(Data about app and page elements)
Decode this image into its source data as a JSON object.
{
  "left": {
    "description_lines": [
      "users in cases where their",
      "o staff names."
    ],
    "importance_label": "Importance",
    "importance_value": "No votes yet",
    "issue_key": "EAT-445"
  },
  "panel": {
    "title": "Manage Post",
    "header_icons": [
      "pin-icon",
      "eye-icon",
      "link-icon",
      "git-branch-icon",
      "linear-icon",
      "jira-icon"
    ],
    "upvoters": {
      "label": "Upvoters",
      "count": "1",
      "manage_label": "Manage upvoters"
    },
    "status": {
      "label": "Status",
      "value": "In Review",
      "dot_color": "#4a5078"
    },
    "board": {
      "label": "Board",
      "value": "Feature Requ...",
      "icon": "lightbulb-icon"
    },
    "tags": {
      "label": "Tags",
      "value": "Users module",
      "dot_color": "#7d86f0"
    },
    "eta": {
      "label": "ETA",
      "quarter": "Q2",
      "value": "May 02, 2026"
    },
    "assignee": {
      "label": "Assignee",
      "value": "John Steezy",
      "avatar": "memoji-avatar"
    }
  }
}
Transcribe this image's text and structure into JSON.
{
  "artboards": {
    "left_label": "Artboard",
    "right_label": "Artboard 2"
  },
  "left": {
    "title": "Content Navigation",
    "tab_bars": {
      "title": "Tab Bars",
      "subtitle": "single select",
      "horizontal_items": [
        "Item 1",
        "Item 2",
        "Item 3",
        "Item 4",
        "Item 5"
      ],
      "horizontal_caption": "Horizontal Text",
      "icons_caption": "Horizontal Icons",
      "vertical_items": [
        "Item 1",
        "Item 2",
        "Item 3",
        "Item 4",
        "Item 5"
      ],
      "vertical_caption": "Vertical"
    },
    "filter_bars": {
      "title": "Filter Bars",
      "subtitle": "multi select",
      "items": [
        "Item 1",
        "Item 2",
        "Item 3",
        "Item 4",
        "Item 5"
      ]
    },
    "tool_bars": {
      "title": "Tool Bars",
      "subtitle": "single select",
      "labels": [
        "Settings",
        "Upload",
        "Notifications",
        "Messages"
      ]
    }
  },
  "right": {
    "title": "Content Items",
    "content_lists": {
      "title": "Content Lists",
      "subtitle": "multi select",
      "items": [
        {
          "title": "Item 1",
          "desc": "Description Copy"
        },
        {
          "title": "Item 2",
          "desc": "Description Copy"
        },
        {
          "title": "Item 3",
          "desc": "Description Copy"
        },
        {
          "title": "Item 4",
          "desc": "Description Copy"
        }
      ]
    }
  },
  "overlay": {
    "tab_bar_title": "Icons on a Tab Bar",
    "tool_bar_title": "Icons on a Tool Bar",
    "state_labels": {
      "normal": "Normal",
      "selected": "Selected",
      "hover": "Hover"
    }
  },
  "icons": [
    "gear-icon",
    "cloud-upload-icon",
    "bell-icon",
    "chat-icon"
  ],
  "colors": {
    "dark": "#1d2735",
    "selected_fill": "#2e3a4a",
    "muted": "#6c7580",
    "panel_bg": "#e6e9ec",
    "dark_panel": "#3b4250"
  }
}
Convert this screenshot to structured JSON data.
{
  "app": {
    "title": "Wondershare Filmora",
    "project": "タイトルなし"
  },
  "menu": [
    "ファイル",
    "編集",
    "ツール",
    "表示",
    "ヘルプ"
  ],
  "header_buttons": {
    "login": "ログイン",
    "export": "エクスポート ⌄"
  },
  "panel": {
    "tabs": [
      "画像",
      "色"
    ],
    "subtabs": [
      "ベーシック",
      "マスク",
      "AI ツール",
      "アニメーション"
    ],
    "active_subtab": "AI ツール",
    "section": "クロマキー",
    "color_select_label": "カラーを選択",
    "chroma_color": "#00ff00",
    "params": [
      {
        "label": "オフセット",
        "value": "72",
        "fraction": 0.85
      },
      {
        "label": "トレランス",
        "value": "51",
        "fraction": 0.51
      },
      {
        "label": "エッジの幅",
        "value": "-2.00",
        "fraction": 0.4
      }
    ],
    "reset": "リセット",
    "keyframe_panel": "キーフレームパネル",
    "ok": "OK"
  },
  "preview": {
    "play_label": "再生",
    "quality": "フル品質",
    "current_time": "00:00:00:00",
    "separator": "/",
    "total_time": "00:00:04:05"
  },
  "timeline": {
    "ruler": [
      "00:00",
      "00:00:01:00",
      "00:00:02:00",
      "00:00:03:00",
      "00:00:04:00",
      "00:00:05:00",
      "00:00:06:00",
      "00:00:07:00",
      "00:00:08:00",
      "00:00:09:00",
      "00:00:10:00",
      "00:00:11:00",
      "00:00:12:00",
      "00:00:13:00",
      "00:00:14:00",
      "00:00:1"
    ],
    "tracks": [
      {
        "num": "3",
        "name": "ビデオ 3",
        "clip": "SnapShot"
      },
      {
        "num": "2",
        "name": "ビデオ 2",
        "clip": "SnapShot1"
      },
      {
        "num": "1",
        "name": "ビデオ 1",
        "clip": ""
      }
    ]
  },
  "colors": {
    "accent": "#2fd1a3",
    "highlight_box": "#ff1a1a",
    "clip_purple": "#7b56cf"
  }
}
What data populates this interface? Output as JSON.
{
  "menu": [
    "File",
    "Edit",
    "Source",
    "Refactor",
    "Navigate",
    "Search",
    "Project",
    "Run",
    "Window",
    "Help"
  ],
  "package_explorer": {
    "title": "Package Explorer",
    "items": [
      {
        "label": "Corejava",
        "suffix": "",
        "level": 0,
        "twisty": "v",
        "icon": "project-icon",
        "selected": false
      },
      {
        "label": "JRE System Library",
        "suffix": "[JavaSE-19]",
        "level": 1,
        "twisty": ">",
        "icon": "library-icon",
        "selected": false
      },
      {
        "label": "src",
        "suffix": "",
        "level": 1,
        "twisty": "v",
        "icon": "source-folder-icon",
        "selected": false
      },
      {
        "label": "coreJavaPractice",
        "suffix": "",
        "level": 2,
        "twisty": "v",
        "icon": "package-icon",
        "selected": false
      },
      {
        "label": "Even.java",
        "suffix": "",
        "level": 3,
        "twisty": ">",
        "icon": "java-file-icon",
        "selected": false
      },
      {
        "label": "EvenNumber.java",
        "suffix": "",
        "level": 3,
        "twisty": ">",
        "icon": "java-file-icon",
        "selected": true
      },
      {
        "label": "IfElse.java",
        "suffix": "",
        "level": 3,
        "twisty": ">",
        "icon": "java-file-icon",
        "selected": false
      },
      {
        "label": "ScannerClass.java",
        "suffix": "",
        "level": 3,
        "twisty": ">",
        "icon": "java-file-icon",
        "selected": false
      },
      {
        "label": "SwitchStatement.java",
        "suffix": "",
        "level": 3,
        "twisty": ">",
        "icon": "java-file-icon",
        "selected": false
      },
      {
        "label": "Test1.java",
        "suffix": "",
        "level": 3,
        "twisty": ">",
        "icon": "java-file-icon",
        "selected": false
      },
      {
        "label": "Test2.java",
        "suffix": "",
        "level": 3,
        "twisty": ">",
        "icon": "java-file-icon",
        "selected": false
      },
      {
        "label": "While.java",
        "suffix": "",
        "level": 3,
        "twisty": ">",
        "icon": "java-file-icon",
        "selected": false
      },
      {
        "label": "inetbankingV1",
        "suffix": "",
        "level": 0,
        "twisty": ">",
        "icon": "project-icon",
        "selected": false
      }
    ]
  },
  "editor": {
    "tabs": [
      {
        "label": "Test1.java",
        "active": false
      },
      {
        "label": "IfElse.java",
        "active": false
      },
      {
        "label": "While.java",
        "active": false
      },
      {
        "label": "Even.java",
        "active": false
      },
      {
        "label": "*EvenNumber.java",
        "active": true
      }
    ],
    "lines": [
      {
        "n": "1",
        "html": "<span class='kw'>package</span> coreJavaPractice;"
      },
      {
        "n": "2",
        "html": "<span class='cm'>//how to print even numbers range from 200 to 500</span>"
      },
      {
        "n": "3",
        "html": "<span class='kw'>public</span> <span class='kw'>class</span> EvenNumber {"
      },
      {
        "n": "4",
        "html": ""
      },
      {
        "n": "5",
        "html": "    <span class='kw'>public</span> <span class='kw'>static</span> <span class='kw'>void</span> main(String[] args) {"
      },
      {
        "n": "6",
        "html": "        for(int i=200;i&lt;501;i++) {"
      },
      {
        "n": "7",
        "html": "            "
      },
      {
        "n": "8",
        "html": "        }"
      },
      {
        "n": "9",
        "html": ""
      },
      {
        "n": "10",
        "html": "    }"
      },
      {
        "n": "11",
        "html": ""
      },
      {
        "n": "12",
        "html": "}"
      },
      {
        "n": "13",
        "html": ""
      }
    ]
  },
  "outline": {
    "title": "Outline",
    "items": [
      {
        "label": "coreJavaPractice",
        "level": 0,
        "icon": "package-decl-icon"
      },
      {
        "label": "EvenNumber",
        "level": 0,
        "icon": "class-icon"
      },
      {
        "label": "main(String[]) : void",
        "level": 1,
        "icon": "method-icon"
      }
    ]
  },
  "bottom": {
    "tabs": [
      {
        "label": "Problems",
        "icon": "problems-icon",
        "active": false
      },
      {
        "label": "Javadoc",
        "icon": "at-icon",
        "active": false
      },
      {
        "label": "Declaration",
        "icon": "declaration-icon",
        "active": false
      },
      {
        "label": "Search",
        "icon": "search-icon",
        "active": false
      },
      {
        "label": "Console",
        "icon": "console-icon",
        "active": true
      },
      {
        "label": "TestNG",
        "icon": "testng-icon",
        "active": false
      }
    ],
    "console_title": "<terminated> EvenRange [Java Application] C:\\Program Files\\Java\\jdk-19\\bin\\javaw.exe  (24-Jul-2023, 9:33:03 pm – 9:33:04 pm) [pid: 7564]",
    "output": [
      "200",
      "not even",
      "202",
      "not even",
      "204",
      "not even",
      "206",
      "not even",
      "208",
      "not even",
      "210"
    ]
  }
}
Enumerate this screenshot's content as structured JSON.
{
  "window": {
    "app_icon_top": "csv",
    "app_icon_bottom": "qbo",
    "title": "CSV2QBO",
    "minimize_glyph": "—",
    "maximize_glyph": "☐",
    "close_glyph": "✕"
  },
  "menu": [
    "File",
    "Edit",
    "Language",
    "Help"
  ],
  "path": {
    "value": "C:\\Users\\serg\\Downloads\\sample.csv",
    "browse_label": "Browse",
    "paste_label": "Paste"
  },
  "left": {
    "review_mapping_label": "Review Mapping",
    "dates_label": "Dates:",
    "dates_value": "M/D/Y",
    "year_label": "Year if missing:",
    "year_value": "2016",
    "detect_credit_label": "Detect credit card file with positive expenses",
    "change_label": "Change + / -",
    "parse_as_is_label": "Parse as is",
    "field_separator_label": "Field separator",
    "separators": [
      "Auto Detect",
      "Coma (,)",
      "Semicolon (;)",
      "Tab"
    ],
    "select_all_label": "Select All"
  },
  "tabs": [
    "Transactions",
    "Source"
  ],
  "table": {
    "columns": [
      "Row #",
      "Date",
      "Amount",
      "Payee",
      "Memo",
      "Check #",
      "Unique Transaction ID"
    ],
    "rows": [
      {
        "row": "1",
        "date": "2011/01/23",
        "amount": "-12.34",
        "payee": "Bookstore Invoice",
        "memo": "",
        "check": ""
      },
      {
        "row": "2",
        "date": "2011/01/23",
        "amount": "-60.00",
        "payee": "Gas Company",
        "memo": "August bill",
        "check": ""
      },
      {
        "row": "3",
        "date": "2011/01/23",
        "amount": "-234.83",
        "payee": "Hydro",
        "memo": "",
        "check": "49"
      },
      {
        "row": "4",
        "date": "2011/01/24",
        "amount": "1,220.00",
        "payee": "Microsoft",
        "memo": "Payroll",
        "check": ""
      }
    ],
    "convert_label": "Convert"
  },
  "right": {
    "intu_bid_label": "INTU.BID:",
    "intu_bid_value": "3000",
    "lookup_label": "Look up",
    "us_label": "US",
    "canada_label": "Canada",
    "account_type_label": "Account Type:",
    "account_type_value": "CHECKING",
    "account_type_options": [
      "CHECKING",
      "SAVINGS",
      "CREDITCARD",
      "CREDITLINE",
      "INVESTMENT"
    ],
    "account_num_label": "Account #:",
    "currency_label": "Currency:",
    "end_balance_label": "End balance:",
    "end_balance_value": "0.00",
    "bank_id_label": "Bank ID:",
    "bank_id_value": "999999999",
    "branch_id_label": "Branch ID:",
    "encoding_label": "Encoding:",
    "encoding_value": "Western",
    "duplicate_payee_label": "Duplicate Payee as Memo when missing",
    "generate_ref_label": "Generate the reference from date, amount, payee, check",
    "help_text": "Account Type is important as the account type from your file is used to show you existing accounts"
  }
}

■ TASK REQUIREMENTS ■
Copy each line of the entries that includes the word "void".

■ COMPLETED TASK ■
        "html": "    <span class='kw'>public</span> <span class='kw'>static</span> <span class='kw'>void</span> main(String[] args) {"
        "label": "main(String[]) : void",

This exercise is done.